Descended from Governor William Bradford and Captain Myles Standish, Sampson was one of Jonathan Sampson, Jr. and Deborah Bradford's seven children born into poverty. When she was 5, her father abandoned the family and moved to Maine. With her mother unable to provide for the children, Samson and her siblings were sent away to various families, and she eventually became the indentured servant of Jeremiah Thomas. Although she had no formal education, she learned to read and write well enough that when she turned 18 and her conscription to Thomas ended, she was able to make a living as a schoolteacher.
In May of 1781, disguised as Robert Shurtlieff, Sampson enlisted in the Massachusetts Fourth Regiment, and marched 200 miles to West Point, New York, to join Captain George Webb’s Company of Light Infantry. During a battle with a band of Tories the following year, Sampson suffered a sword slash to her forehead, and was shot in the upper thigh. Her forehead wound was treated at a field hospital, but she concealed her thigh wound from the doctor, and later dug the musket ball out of her own leg with a knife.
In 1783, Samson became ill and lost consciousness. Dr. Benjamin Binney removed her clothing to treat her, and discovered her secret. He outed her to Gen. John Paterson, whom she was serving under at the time, and she was relieved of duty, but incredibly, she received an honorable discharge. Two years later, she settled in Sharon, Massachusetts, marrying Benjamin Gannett. The couple had three biological children, and also adopted an orphaned girl, according to the Canton Massachusetts Historical Society. In 1802, she embarked on a yearlong lecture tour, enthralling sold-out audiences with her amazing story.
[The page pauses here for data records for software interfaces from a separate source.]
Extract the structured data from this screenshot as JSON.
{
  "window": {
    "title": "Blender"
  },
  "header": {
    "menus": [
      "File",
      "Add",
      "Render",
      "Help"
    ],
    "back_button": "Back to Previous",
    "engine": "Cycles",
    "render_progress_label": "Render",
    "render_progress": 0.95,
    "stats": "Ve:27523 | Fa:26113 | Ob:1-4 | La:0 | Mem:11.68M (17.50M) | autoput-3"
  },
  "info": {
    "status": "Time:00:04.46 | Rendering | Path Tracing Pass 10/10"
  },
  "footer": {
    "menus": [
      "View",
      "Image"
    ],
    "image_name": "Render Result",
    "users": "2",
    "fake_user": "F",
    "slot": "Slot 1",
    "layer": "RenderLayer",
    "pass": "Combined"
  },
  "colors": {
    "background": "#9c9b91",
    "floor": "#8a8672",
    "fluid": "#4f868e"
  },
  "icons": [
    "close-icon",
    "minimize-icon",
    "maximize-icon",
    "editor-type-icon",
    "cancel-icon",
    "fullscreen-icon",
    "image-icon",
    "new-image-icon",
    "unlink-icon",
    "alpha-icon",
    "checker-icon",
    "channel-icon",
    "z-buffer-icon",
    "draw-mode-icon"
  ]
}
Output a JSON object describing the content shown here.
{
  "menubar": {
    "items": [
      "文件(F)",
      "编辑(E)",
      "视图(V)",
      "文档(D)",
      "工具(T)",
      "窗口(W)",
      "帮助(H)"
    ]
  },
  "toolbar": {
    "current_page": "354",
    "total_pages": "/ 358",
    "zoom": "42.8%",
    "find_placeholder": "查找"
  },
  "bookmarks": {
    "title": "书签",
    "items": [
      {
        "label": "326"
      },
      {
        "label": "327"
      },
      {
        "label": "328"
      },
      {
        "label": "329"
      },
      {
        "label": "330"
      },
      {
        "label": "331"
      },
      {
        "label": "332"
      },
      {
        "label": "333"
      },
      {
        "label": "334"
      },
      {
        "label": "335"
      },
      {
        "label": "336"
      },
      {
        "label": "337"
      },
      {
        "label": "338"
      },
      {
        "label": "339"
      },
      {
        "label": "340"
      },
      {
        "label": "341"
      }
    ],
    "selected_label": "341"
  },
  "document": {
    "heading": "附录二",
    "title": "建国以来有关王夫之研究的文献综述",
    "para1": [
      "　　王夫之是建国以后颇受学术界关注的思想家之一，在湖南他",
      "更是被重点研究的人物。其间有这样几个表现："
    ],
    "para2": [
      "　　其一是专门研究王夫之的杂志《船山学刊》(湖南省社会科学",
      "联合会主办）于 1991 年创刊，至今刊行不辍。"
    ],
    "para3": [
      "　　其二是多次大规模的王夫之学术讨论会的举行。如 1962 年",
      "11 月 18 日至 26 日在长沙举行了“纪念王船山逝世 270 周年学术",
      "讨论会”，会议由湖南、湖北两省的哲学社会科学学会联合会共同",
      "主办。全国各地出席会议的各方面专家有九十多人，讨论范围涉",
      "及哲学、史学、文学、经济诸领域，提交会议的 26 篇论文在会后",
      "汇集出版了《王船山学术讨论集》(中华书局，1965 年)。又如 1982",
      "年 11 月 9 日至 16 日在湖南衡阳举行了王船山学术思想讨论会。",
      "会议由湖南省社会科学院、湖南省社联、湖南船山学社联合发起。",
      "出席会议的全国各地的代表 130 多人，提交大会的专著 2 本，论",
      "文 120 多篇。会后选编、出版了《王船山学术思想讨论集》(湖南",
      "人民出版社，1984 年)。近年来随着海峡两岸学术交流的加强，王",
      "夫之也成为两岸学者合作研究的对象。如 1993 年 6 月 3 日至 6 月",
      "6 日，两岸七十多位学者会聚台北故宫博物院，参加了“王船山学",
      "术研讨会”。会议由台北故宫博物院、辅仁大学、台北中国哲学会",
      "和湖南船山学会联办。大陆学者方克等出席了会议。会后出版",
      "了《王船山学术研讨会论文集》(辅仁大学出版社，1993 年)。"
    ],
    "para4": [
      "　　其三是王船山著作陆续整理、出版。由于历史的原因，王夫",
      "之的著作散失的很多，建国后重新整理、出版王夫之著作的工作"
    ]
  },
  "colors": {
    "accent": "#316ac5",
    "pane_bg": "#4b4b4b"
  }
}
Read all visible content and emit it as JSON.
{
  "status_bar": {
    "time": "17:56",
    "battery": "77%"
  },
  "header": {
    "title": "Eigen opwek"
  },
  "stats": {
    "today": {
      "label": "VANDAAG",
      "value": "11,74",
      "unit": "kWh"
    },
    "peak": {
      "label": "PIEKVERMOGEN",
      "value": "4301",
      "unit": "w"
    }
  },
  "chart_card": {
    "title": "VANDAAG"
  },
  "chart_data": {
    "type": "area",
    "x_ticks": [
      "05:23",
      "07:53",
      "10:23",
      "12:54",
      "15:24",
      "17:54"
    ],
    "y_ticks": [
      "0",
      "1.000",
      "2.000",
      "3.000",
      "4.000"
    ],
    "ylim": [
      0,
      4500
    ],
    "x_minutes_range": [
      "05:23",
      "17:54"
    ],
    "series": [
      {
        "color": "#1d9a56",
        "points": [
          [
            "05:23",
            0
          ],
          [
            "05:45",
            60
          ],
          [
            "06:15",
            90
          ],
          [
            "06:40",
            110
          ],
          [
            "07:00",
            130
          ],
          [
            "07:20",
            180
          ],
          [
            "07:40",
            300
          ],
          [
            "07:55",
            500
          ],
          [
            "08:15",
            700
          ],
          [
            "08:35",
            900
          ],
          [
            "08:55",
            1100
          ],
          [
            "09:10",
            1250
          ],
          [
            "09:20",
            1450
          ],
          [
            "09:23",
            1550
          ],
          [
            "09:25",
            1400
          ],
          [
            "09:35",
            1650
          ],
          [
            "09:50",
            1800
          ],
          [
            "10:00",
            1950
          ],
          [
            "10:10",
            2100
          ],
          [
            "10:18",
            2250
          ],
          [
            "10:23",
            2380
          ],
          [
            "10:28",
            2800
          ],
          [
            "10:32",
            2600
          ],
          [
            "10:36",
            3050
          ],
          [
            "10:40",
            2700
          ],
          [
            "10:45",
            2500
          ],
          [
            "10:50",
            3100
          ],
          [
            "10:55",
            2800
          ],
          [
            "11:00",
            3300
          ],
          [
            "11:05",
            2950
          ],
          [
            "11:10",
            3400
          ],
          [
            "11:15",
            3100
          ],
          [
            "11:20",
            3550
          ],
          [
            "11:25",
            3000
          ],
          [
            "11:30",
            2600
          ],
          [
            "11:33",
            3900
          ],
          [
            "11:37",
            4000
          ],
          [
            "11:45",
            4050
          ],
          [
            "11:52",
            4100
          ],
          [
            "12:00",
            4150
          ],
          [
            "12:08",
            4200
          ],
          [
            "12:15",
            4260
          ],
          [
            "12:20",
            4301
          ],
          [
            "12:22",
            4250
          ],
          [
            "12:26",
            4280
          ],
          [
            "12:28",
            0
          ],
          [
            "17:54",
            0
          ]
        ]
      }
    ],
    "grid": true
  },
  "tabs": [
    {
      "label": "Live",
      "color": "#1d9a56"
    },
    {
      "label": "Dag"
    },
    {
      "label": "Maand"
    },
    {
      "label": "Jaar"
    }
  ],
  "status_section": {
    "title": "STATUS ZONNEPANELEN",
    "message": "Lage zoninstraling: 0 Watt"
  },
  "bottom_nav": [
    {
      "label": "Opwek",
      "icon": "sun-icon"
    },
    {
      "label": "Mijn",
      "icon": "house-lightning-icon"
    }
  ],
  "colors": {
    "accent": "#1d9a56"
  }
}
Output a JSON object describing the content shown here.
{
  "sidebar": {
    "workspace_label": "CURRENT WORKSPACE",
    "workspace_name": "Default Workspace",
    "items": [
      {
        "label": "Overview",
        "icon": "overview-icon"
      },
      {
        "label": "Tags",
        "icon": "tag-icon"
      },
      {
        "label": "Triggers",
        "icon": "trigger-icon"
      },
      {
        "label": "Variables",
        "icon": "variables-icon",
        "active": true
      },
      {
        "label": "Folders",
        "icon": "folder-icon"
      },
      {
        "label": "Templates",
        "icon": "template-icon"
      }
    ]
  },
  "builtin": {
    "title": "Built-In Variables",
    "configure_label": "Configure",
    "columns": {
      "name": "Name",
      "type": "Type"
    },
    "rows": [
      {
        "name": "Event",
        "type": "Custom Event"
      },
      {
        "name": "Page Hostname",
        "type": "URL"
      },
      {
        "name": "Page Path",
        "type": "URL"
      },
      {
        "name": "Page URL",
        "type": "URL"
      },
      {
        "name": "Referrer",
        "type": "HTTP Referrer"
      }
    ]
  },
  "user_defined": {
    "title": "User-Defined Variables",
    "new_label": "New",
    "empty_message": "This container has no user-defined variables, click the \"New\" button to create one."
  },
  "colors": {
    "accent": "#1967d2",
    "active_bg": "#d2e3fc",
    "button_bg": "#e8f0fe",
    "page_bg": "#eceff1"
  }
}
Still, the Gannetts struggled financially, and Sampson's friend Paul Revere (that guy again!) lent her money, and successfully lobbied Congress to pay her a pension for her service to her country.
After his wife's death in 1827, Gannett petitioned for payment of her pension, and Congress passed an act awarding the family the money in 1838. It was during the passage of this act that Adams praised Sampson, noting that "the whole history of the American Revolution records no other similar episode of female heroism, fidelity and courage." She was laid to rest at Sharon's Rock Ridge Cemetery, and memorialized with both a park and a statue outside of the public library. Now if only Streep would produce a movie about her life.